WORK INSTRUCTION |
If an entry below holds a picture, skip the picture and copy everything else exactly.
————
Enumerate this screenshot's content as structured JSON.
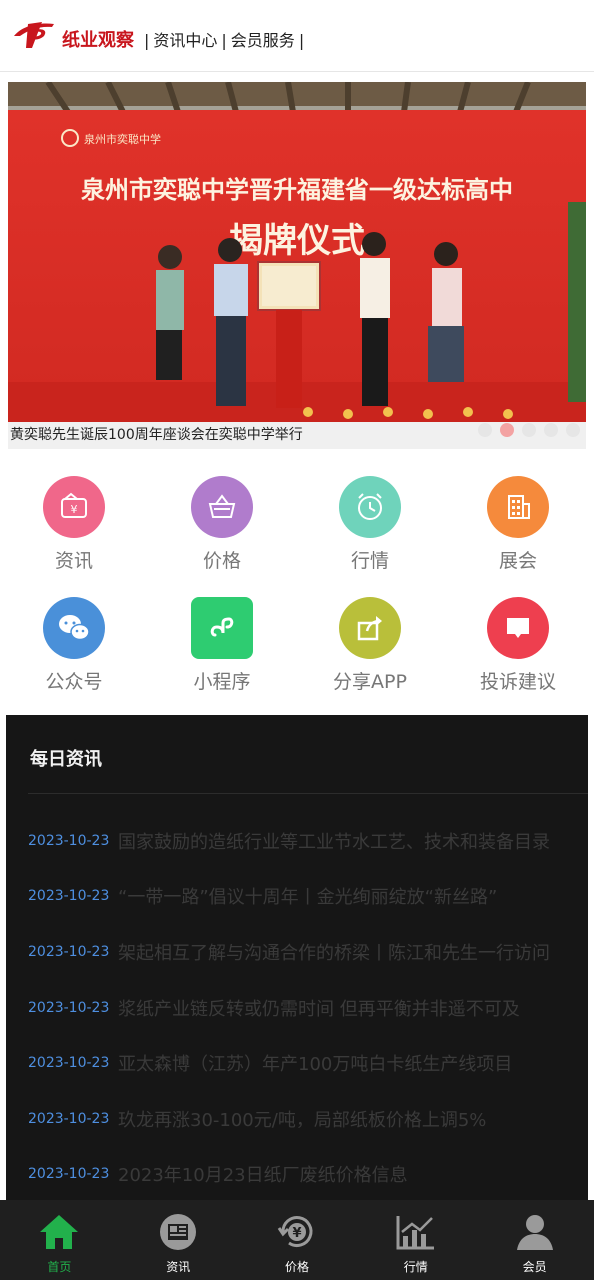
{
  "header": {
    "brand": "纸业观察",
    "nav": [
      "资讯中心",
      "会员服务"
    ]
  },
  "banner": {
    "caption": "黄奕聪先生诞辰100周年座谈会在奕聪中学举行",
    "photo_text_top": "泉州市奕聪中学晋升福建省一级达标高中",
    "photo_text_sub": "揭牌仪式",
    "dots": 5,
    "active_dot": 2
  },
  "grid": [
    {
      "label": "资讯",
      "icon": "news-icon",
      "color": "#f0678a"
    },
    {
      "label": "价格",
      "icon": "basket-icon",
      "color": "#b07ccc"
    },
    {
      "label": "行情",
      "icon": "alarm-clock-icon",
      "color": "#6fd3bb"
    },
    {
      "label": "展会",
      "icon": "building-icon",
      "color": "#f58a3c"
    },
    {
      "label": "公众号",
      "icon": "wechat-icon",
      "color": "#4a90d9"
    },
    {
      "label": "小程序",
      "icon": "mini-program-icon",
      "color": "#2ecc71"
    },
    {
      "label": "分享APP",
      "icon": "share-icon",
      "color": "#b9bf3a"
    },
    {
      "label": "投诉建议",
      "icon": "message-icon",
      "color": "#ee3f4f"
    }
  ],
  "news": {
    "title": "每日资讯",
    "items": [
      {
        "date": "2023-10-23",
        "text": "国家鼓励的造纸行业等工业节水工艺、技术和装备目录"
      },
      {
        "date": "2023-10-23",
        "text": "“一带一路”倡议十周年丨金光绚丽绽放“新丝路”"
      },
      {
        "date": "2023-10-23",
        "text": "架起相互了解与沟通合作的桥梁丨陈江和先生一行访问"
      },
      {
        "date": "2023-10-23",
        "text": "浆纸产业链反转或仍需时间 但再平衡并非遥不可及"
      },
      {
        "date": "2023-10-23",
        "text": "亚太森博（江苏）年产100万吨白卡纸生产线项目"
      },
      {
        "date": "2023-10-23",
        "text": "玖龙再涨30-100元/吨，局部纸板价格上调5%"
      },
      {
        "date": "2023-10-23",
        "text": "2023年10月23日纸厂废纸价格信息"
      }
    ]
  },
  "tabbar": [
    {
      "label": "首页",
      "icon": "home-icon",
      "active": true
    },
    {
      "label": "资讯",
      "icon": "newspaper-icon",
      "active": false
    },
    {
      "label": "价格",
      "icon": "yuan-cycle-icon",
      "active": false
    },
    {
      "label": "行情",
      "icon": "trend-chart-icon",
      "active": false
    },
    {
      "label": "会员",
      "icon": "user-icon",
      "active": false
    }
  ],
  "colors": {
    "brand_red": "#c8161d",
    "accent_green": "#22b14c",
    "date_blue": "#4e8fe0"
  }
}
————
ANSWER SPACE |
Enumerate this screenshot's content as structured JSON.
{
  "header": {
    "brand": "纸业观察",
    "nav": [
      "资讯中心",
      "会员服务"
    ]
  },
  "banner": {
    "caption": "黄奕聪先生诞辰100周年座谈会在奕聪中学举行",
    "photo_text_top": "泉州市奕聪中学晋升福建省一级达标高中",
    "photo_text_sub": "揭牌仪式",
    "dots": 5,
    "active_dot": 2
  },
  "grid": [
    {
      "label": "资讯",
      "icon": "news-icon",
      "color": "#f0678a"
    },
    {
      "label": "价格",
      "icon": "basket-icon",
      "color": "#b07ccc"
    },
    {
      "label": "行情",
      "icon": "alarm-clock-icon",
      "color": "#6fd3bb"
    },
    {
      "label": "展会",
      "icon": "building-icon",
      "color": "#f58a3c"
    },
    {
      "label": "公众号",
      "icon": "wechat-icon",
      "color": "#4a90d9"
    },
    {
      "label": "小程序",
      "icon": "mini-program-icon",
      "color": "#2ecc71"
    },
    {
      "label": "分享APP",
      "icon": "share-icon",
      "color": "#b9bf3a"
    },
    {
      "label": "投诉建议",
      "icon": "message-icon",
      "color": "#ee3f4f"
    }
  ],
  "news": {
    "title": "每日资讯",
    "items": [
      {
        "date": "2023-10-23",
        "text": "国家鼓励的造纸行业等工业节水工艺、技术和装备目录"
      },
      {
        "date": "2023-10-23",
        "text": "“一带一路”倡议十周年丨金光绚丽绽放“新丝路”"
      },
      {
        "date": "2023-10-23",
        "text": "架起相互了解与沟通合作的桥梁丨陈江和先生一行访问"
      },
      {
        "date": "2023-10-23",
        "text": "浆纸产业链反转或仍需时间 但再平衡并非遥不可及"
      },
      {
        "date": "2023-10-23",
        "text": "亚太森博（江苏）年产100万吨白卡纸生产线项目"
      },
      {
        "date": "2023-10-23",
        "text": "玖龙再涨30-100元/吨，局部纸板价格上调5%"
      },
      {
        "date": "2023-10-23",
        "text": "2023年10月23日纸厂废纸价格信息"
      }
    ]
  },
  "tabbar": [
    {
      "label": "首页",
      "icon": "home-icon",
      "active": true
    },
    {
      "label": "资讯",
      "icon": "newspaper-icon",
      "active": false
    },
    {
      "label": "价格",
      "icon": "yuan-cycle-icon",
      "active": false
    },
    {
      "label": "行情",
      "icon": "trend-chart-icon",
      "active": false
    },
    {
      "label": "会员",
      "icon": "user-icon",
      "active": false
    }
  ],
  "colors": {
    "brand_red": "#c8161d",
    "accent_green": "#22b14c",
    "date_blue": "#4e8fe0"
  }
}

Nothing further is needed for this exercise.